The browser runs off of the Webkit engine, just like Safari and Chrome, making it quite fast.  In fact, I found that it loaded various pages almost instantly, faster than most Chrome or Chrome based browsers I tried.  This is true for very media intensive pages, which it excelled at.  The Peacekeeper browser test showed it faster than Firefox, but slower than Chrome, though my experience felt different.  But this browser is more than speed or looks.  It has some very Mac like features as well.  It

Sleipnir's look and its Peacekeeper score against other major browsers (longer bars are better, Sleipnir listed as Safari 5.1)

has gesture support for those using Trackpads: a two-fingered swipe left or right takes you back or forward in that tab’s history respectively.  A two-fingered pinch in also shows you an overview of your tabs.  You also can organize bookmarks into several pre-made categories, such as shopping, research, and more.  It also has a read it later feature, which I like but I think should be more prominent.  You can also sync bookmarks using the Fenrir Pass to other copies of Sleipnir, including those on other platforms, like iOS.

The iOS version also has some neat features, like Hold to Go, gestures, and touch paging.  Hold to Go lets you press and hold on a link or bookmark to open it in the background.  Gestures include drawing a circle to reload the page, and S to start searching, and more.  Lastly, the TouchPaging feature allows you to scroll through your tabs by flick left or right.

Back to the Mac version for a minute though, there a several flaws that just put me off.  For example, there is no security settings in the Preferences, which would be nice to have.  And while the Windows version has a few extensions, none of them work for Mac.  Full screen in Flash also still shows the menubar, which I have mixed feelings about.  I also would still like that Home button.

Overall, Sleipnir is a really quick and interesting browser that could shake up the game if it gained traction, but it feels like it is incomplete.  But for quick web browsing and a new browser experience, Sleipnir makes for one heck of a ride.  It is available for  Mac OS 10.6 and higher (Snow Leopard and Lion) & iOS (iPad and iPhone).  It also works for Android as well as Windows 98, XP, Vista and 7 (that’s not a typo, it really can support Windows 98).  You can find the version you want at or check out the Mac specific version at

If you have any questions, comments, or suggestions about this or any other topic, leave a comment below or email me at  You can also check me out on Facebook, Twitter, and YouTube by hitting the buttons on the top of your screen.  You can also check out my Google Plus Page at  Thanks!

Securing Opera Web Browser (Part 2)

Here is the 2nd part of how to secure to Opera web browser.
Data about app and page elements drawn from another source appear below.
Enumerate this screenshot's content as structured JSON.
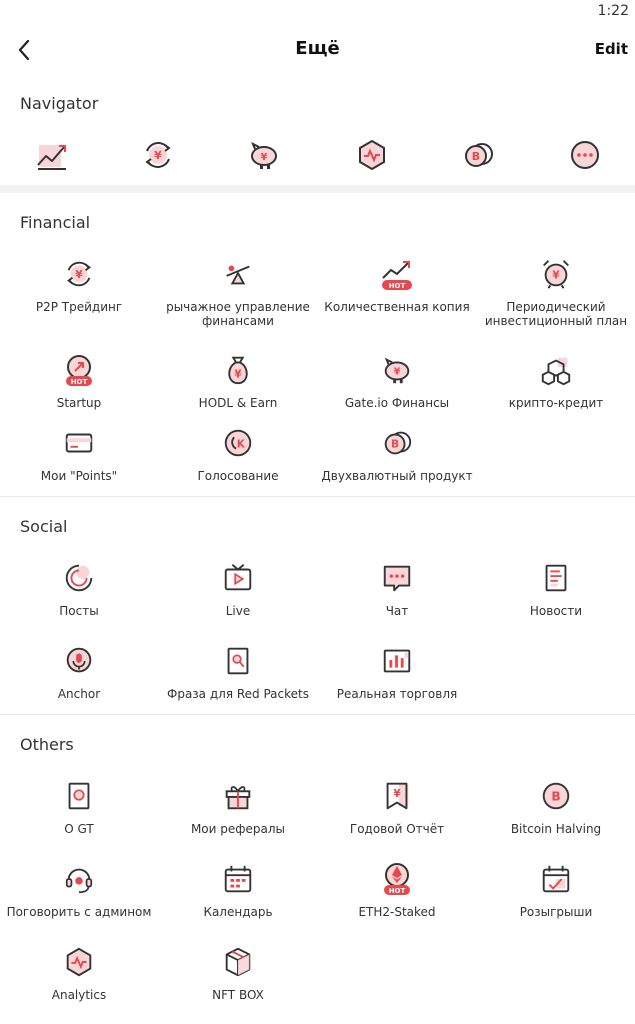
{
  "status_bar": {
    "time": "1:22"
  },
  "header": {
    "title": "Ещё",
    "edit_label": "Edit"
  },
  "navigator": {
    "title": "Navigator"
  },
  "financial": {
    "title": "Financial",
    "items": [
      {
        "label": "P2P Трейдинг"
      },
      {
        "label": "рычажное управление\nфинансами"
      },
      {
        "label": "Количественная копия",
        "badge": "HOT"
      },
      {
        "label": "Периодический\nинвестиционный план"
      },
      {
        "label": "Startup",
        "badge": "HOT"
      },
      {
        "label": "HODL & Earn"
      },
      {
        "label": "Gate.io Финансы"
      },
      {
        "label": "крипто-кредит"
      },
      {
        "label": "Мои \"Points\""
      },
      {
        "label": "Голосование"
      },
      {
        "label": "Двухвалютный продукт"
      }
    ]
  },
  "social": {
    "title": "Social",
    "items": [
      {
        "label": "Посты"
      },
      {
        "label": "Live"
      },
      {
        "label": "Чат"
      },
      {
        "label": "Новости"
      },
      {
        "label": "Anchor"
      },
      {
        "label": "Фраза для Red Packets"
      },
      {
        "label": "Реальная торговля"
      }
    ]
  },
  "others": {
    "title": "Others",
    "items": [
      {
        "label": "О GT"
      },
      {
        "label": "Мои рефералы"
      },
      {
        "label": "Годовой Отчёт"
      },
      {
        "label": "Bitcoin Halving"
      },
      {
        "label": "Поговорить с админом"
      },
      {
        "label": "Календарь"
      },
      {
        "label": "ETH2-Staked",
        "badge": "HOT"
      },
      {
        "label": "Розыгрыши"
      },
      {
        "label": "Analytics"
      },
      {
        "label": "NFT BOX"
      }
    ]
  },
  "colors": {
    "accent": "#e5484d",
    "accent_light": "#f8d5d6",
    "stroke": "#333333"
  }
}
I hope to get another security based video or two out, but I’m working on some other non-security related stuff as well. Enjoy the video, and thanks for watching.

P.S. Send any tips, suggestions, or questions to me at, or on Twitter @EasyOSX.
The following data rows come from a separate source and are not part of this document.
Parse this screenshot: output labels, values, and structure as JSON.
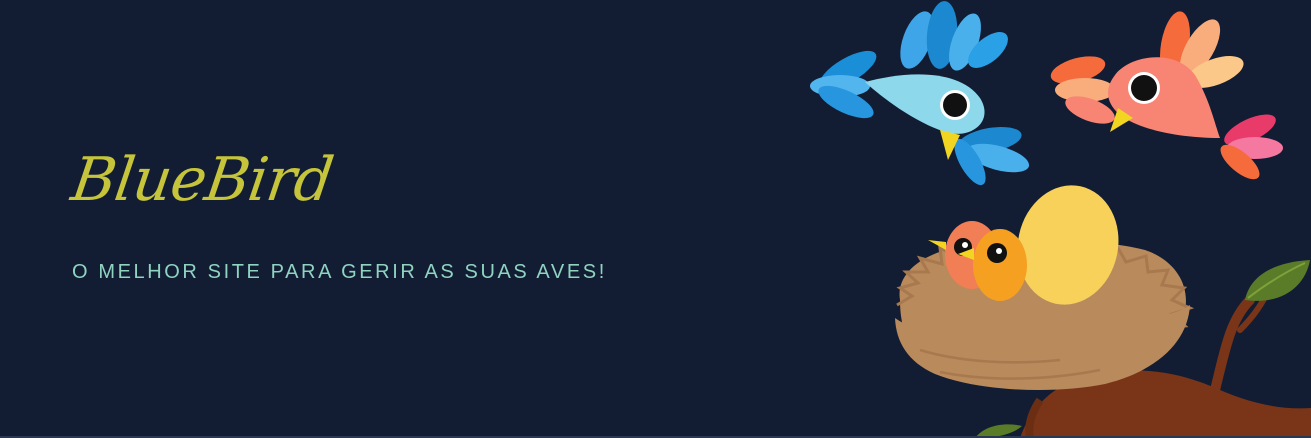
{
  "hero": {
    "brand": "BlueBird",
    "tagline": "O MELHOR SITE PARA GERIR AS SUAS AVES!"
  },
  "illustration": {
    "icons": [
      "blue-bird-icon",
      "pink-bird-icon",
      "nest-icon",
      "chicks-icon",
      "egg-icon",
      "branch-icon",
      "leaf-icon"
    ]
  },
  "colors": {
    "background": "#121d34",
    "brand": "#c5c43a",
    "tagline": "#8fd3c0",
    "blue_bird": "#8ed8ec",
    "pink_bird": "#f88474",
    "nest": "#b98a5c",
    "egg": "#f7d15a",
    "branch": "#7a3518",
    "leaf": "#5a7b28"
  }
}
Securing Opera Web Browser

First, I want to wish all of my fellow Americans a Happy Memorial Day! Everyone outside of America, I hope you enjoy your day anyway. Today I’ve put out the first part of securing the Opera web browser video. Part one is about Opera itself, and part two will be about extensions for Opera. I’ll be working on some non-security related posts to put up soon (Games4Mac anyone?).

Thanks for reading, and share this with your friends and family if they use Opera as well.